What to do: The answer should be one number: how many lines in the records below contain the word "review".

App and web page records:

>>>>>

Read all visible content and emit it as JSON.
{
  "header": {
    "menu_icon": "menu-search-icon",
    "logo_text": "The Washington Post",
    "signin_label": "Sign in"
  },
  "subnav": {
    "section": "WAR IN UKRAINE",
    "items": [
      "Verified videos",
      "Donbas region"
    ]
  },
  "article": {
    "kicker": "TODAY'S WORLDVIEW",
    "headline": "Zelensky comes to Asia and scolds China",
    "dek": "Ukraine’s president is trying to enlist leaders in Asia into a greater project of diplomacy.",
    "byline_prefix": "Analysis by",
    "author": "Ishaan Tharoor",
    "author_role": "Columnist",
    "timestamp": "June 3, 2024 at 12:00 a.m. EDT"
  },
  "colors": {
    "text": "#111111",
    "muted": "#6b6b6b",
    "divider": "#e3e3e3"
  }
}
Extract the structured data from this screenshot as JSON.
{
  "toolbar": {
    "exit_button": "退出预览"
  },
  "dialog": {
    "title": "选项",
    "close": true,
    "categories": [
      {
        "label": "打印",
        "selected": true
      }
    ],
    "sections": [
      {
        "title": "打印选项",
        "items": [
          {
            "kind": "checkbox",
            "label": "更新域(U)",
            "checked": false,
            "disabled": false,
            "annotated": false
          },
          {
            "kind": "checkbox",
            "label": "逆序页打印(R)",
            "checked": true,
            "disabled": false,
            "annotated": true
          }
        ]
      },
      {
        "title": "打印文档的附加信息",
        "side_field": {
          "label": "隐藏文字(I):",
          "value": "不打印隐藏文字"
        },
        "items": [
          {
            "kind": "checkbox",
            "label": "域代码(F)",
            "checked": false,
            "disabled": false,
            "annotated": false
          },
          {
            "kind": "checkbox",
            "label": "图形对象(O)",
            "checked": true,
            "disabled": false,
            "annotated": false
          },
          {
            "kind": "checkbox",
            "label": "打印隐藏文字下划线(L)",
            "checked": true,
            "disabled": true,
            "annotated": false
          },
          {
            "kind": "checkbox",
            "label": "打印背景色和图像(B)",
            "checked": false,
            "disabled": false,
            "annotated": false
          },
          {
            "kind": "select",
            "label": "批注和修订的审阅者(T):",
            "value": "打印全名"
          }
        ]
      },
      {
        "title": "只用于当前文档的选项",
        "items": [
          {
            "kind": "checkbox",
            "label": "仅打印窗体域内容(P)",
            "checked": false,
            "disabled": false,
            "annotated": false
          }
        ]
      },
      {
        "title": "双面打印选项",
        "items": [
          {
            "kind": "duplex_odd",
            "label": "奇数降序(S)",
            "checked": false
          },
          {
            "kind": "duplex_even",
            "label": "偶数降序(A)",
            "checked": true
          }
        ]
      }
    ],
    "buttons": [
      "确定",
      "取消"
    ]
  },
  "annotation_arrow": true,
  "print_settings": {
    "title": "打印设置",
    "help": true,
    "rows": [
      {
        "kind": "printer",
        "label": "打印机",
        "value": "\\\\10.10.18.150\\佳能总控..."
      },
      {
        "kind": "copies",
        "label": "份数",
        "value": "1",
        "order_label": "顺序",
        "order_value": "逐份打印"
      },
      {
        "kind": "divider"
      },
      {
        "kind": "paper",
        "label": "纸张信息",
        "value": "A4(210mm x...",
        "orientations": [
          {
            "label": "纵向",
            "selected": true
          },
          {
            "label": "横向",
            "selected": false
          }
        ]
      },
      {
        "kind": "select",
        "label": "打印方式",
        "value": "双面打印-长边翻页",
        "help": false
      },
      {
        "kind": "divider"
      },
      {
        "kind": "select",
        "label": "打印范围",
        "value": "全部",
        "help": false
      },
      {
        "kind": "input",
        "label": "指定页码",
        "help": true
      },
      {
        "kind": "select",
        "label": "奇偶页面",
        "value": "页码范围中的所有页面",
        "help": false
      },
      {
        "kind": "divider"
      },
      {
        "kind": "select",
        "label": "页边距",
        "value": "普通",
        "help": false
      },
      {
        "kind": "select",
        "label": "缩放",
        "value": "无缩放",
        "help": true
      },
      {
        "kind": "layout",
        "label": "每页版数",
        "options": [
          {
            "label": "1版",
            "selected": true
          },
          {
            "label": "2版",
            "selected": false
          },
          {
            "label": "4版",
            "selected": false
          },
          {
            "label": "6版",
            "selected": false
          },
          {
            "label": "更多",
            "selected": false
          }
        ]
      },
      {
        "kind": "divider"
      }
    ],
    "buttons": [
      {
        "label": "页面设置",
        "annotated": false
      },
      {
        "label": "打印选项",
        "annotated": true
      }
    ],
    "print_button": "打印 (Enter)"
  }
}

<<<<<
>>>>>

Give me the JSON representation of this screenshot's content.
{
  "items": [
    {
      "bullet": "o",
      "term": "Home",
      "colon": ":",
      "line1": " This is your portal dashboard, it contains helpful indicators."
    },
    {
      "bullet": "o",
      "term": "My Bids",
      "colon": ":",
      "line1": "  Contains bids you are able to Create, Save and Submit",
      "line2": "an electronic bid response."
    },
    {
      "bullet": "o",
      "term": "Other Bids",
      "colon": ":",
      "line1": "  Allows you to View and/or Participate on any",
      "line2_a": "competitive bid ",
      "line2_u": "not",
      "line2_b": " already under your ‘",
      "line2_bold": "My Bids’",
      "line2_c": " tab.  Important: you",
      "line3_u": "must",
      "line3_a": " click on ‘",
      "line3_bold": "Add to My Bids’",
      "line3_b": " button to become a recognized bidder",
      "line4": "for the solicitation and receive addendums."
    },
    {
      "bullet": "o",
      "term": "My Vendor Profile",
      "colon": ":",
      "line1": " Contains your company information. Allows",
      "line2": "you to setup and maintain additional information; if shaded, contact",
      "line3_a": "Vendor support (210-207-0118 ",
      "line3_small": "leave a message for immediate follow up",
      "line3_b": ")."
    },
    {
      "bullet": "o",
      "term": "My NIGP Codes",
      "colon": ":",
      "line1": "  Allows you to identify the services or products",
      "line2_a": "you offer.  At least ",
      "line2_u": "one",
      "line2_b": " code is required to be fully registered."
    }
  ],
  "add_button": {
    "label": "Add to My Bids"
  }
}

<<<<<
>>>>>

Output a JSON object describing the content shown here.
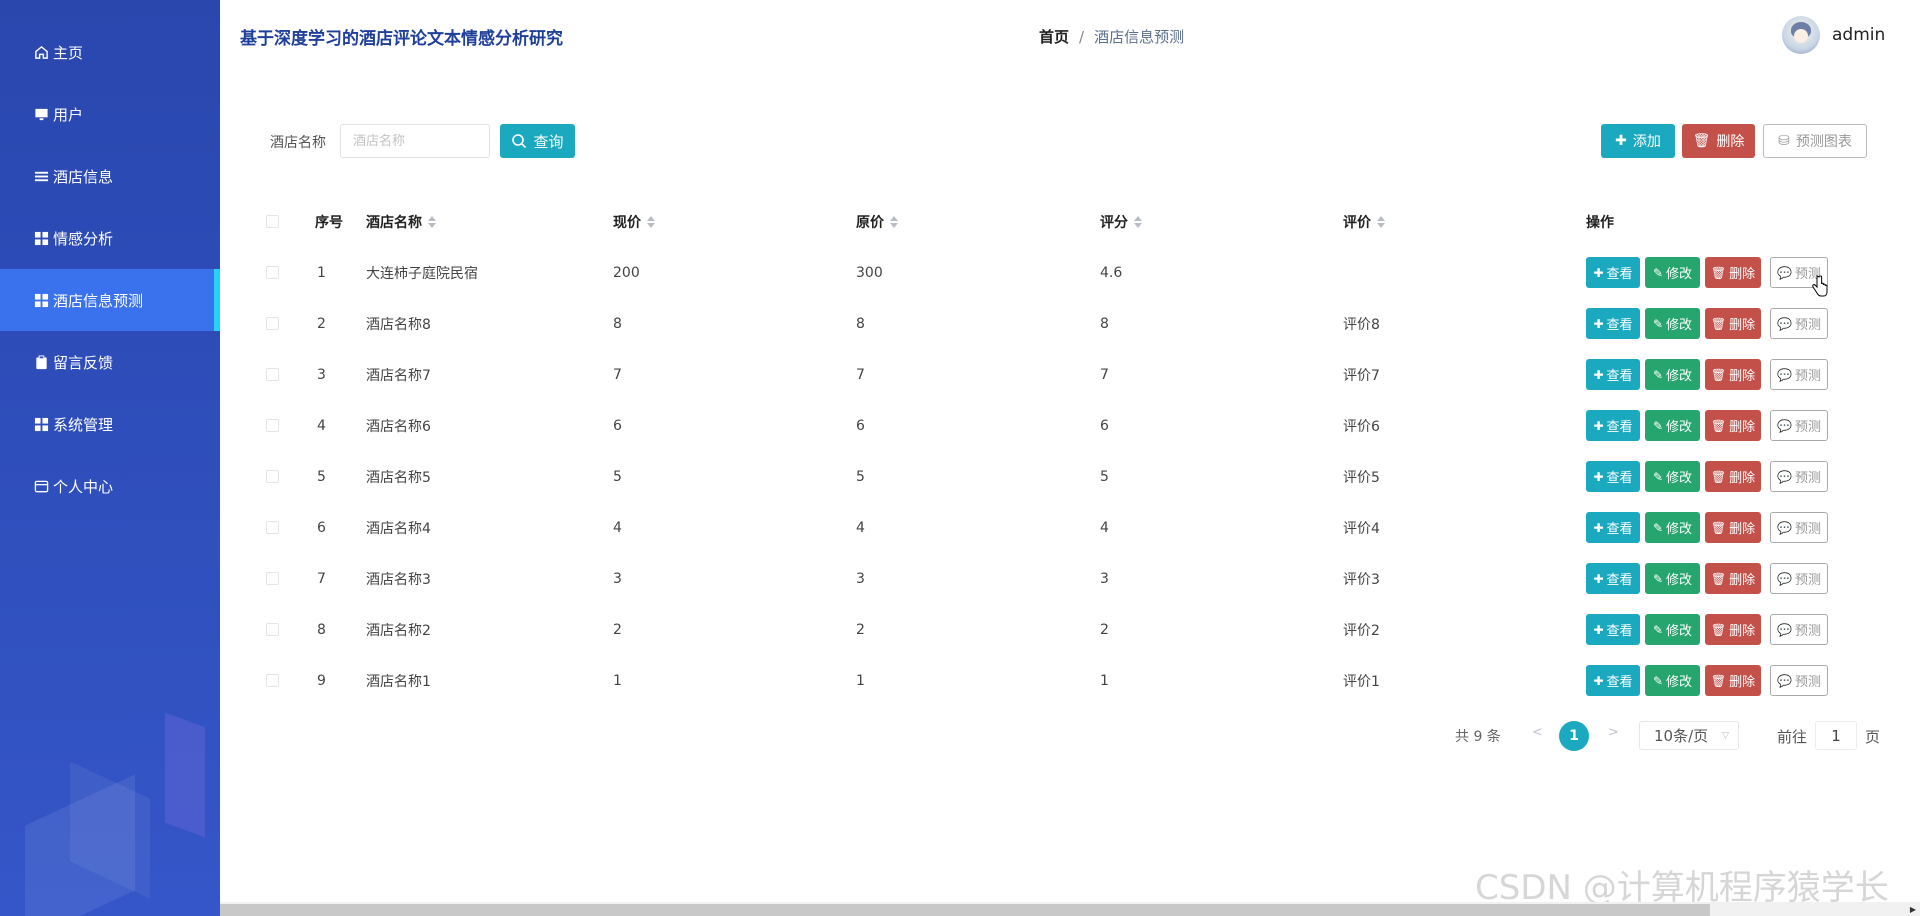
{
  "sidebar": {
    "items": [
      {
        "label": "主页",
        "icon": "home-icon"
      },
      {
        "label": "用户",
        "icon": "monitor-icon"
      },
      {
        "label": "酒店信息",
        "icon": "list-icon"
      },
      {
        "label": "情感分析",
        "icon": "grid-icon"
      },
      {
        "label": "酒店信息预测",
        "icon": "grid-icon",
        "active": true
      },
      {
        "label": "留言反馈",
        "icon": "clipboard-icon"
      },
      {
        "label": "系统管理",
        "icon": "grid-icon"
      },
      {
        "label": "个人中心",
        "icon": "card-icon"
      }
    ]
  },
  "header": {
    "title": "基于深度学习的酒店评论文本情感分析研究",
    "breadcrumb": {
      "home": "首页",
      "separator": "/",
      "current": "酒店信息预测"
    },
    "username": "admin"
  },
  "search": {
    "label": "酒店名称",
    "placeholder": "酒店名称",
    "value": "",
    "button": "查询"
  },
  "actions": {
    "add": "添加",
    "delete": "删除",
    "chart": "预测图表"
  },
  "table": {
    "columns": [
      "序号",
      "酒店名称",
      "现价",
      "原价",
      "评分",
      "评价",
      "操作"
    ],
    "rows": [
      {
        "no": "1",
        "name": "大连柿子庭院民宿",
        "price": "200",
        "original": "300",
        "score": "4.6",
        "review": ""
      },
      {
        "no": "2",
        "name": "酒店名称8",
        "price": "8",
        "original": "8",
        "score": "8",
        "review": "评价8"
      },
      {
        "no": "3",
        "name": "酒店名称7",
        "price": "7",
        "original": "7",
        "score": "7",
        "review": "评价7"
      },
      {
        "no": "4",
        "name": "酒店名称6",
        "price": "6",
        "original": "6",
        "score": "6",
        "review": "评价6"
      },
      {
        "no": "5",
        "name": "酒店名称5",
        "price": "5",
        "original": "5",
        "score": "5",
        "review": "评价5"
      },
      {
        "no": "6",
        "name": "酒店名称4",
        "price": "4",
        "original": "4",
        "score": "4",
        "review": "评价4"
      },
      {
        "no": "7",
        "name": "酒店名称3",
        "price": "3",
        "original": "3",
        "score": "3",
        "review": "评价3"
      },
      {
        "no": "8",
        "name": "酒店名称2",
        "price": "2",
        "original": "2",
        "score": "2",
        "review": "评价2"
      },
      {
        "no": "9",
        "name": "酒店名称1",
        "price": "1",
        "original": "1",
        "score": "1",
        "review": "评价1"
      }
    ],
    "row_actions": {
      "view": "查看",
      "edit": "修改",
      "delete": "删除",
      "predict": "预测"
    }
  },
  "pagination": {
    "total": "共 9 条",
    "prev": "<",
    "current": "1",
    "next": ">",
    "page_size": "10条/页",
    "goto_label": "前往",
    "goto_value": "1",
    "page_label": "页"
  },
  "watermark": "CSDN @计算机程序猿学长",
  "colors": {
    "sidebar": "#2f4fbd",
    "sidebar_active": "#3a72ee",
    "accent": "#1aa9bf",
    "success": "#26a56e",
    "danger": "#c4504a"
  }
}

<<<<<

Written solution: 9